» **Data shown**:

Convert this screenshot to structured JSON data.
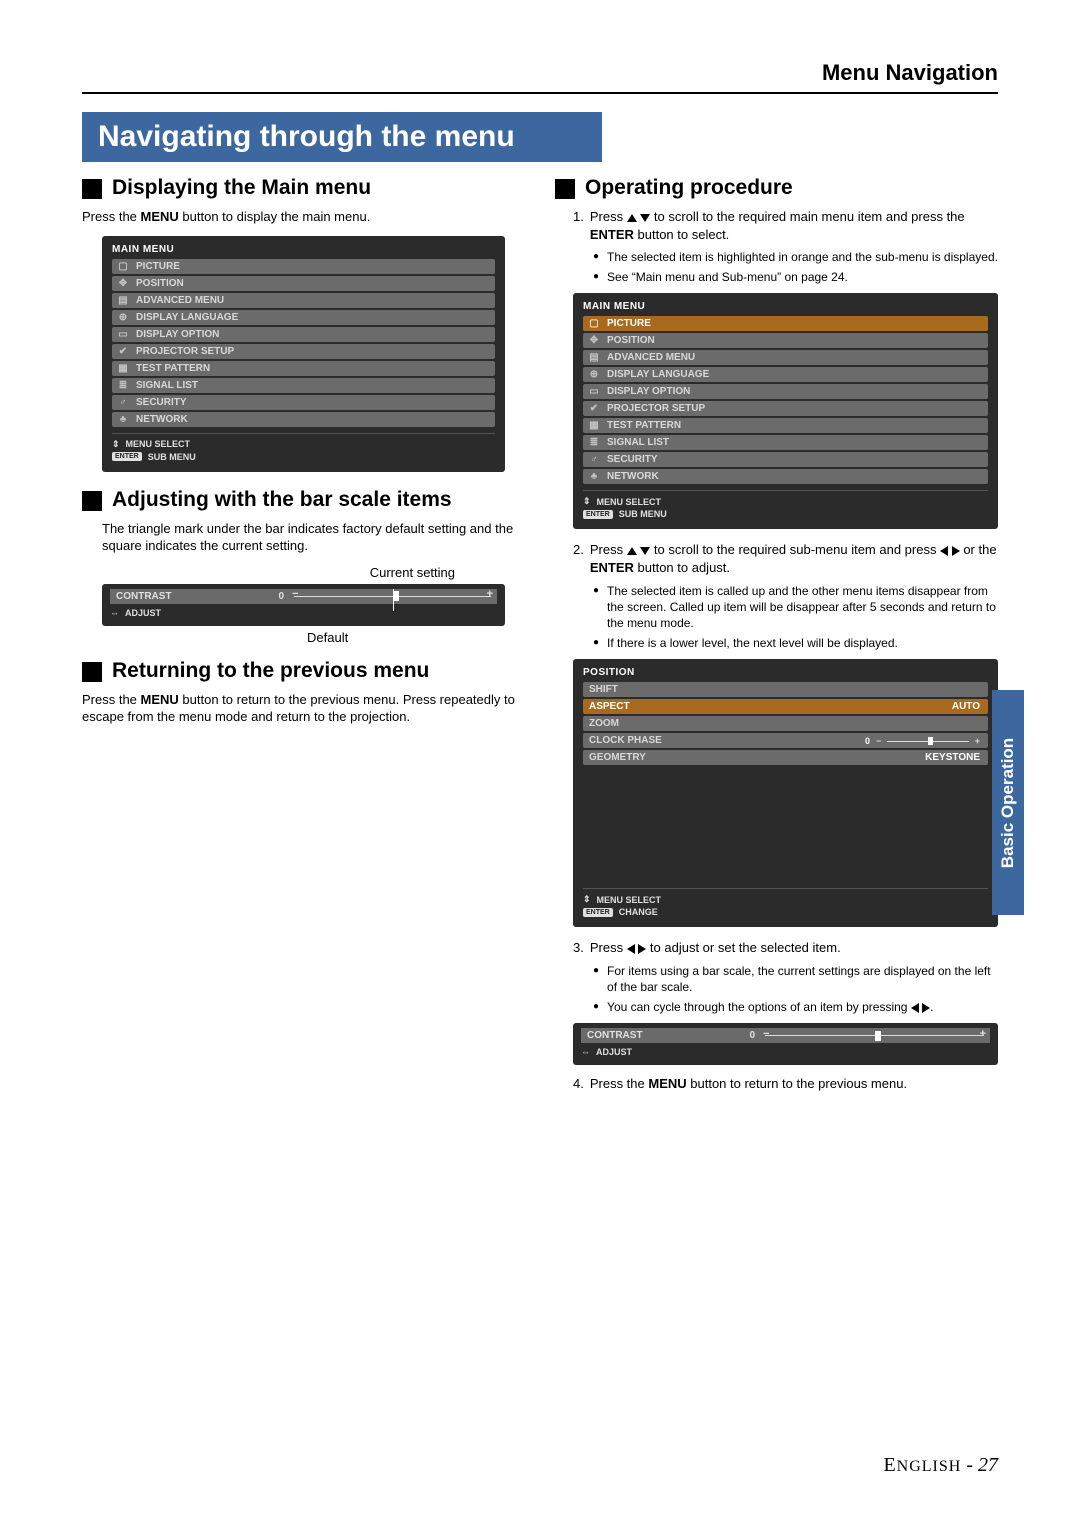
{
  "header": {
    "title": "Menu Navigation"
  },
  "banner": "Navigating through the menu",
  "left": {
    "s1": {
      "head": "Displaying the Main menu",
      "body": "Press the MENU button to display the main menu."
    },
    "s2": {
      "head": "Adjusting with the bar scale items",
      "body": "The triangle mark under the bar indicates factory default setting and the square indicates the current setting.",
      "current": "Current setting",
      "default": "Default"
    },
    "s3": {
      "head": "Returning to the previous menu",
      "body": "Press the MENU button to return to the previous menu. Press repeatedly to escape from the menu mode and return to the projection."
    }
  },
  "right": {
    "head": "Operating procedure",
    "step1": {
      "num": "1.",
      "text_a": "Press ",
      "text_b": " to scroll to the required main menu item and press the ",
      "text_c": "ENTER",
      "text_d": " button to select.",
      "b1": "The selected item is highlighted in orange and the sub-menu is displayed.",
      "b2": "See “Main menu and Sub-menu” on page 24."
    },
    "step2": {
      "num": "2.",
      "text_a": "Press ",
      "text_b": " to scroll to the required sub-menu item and press ",
      "text_c": " or the ",
      "text_d": "ENTER",
      "text_e": " button to adjust.",
      "b1": "The selected item is called up and the other menu items disappear from the screen. Called up item will be disappear after 5 seconds and return to the menu mode.",
      "b2": "If there is a lower level, the next level will be displayed."
    },
    "step3": {
      "num": "3.",
      "text_a": "Press ",
      "text_b": " to adjust or set the selected item.",
      "b1": "For items using a bar scale, the current settings are displayed on the left of the bar scale.",
      "b2_a": "You can cycle through the options of an item by pressing ",
      "b2_b": "."
    },
    "step4": {
      "num": "4.",
      "text_a": "Press the ",
      "text_b": "MENU",
      "text_c": " button to return to the previous menu."
    }
  },
  "main_menu": {
    "title": "MAIN MENU",
    "items": [
      {
        "icon": "▢",
        "label": "PICTURE"
      },
      {
        "icon": "✥",
        "label": "POSITION"
      },
      {
        "icon": "▤",
        "label": "ADVANCED MENU"
      },
      {
        "icon": "⊕",
        "label": "DISPLAY LANGUAGE"
      },
      {
        "icon": "▭",
        "label": "DISPLAY OPTION"
      },
      {
        "icon": "✔",
        "label": "PROJECTOR SETUP"
      },
      {
        "icon": "▦",
        "label": "TEST PATTERN"
      },
      {
        "icon": "≣",
        "label": "SIGNAL LIST"
      },
      {
        "icon": "♂",
        "label": "SECURITY"
      },
      {
        "icon": "♣",
        "label": "NETWORK"
      }
    ],
    "footer1": "MENU SELECT",
    "footer2_badge": "ENTER",
    "footer2": "SUB MENU"
  },
  "contrast_box": {
    "label": "CONTRAST",
    "value": "0",
    "adjust": "ADJUST"
  },
  "pos_menu": {
    "title": "POSITION",
    "items": [
      {
        "label": "SHIFT",
        "val": ""
      },
      {
        "label": "ASPECT",
        "val": "AUTO",
        "orange": true
      },
      {
        "label": "ZOOM",
        "val": ""
      },
      {
        "label": "CLOCK PHASE",
        "val": "0",
        "bar": true
      },
      {
        "label": "GEOMETRY",
        "val": "KEYSTONE"
      }
    ],
    "footer1": "MENU SELECT",
    "footer2_badge": "ENTER",
    "footer2": "CHANGE"
  },
  "side_tab": "Basic Operation",
  "footer": {
    "lang": "ENGLISH",
    "dash": " - ",
    "page": "27"
  }
}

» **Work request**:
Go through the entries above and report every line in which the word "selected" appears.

» **Task solution**:
      "b1": "The selected item is highlighted in orange and the sub-menu is displayed.",
      "b1": "The selected item is called up and the other menu items disappear from the screen. Called up item will be disappear after 5 seconds and return to the menu mode.",
      "text_b": " to adjust or set the selected item.",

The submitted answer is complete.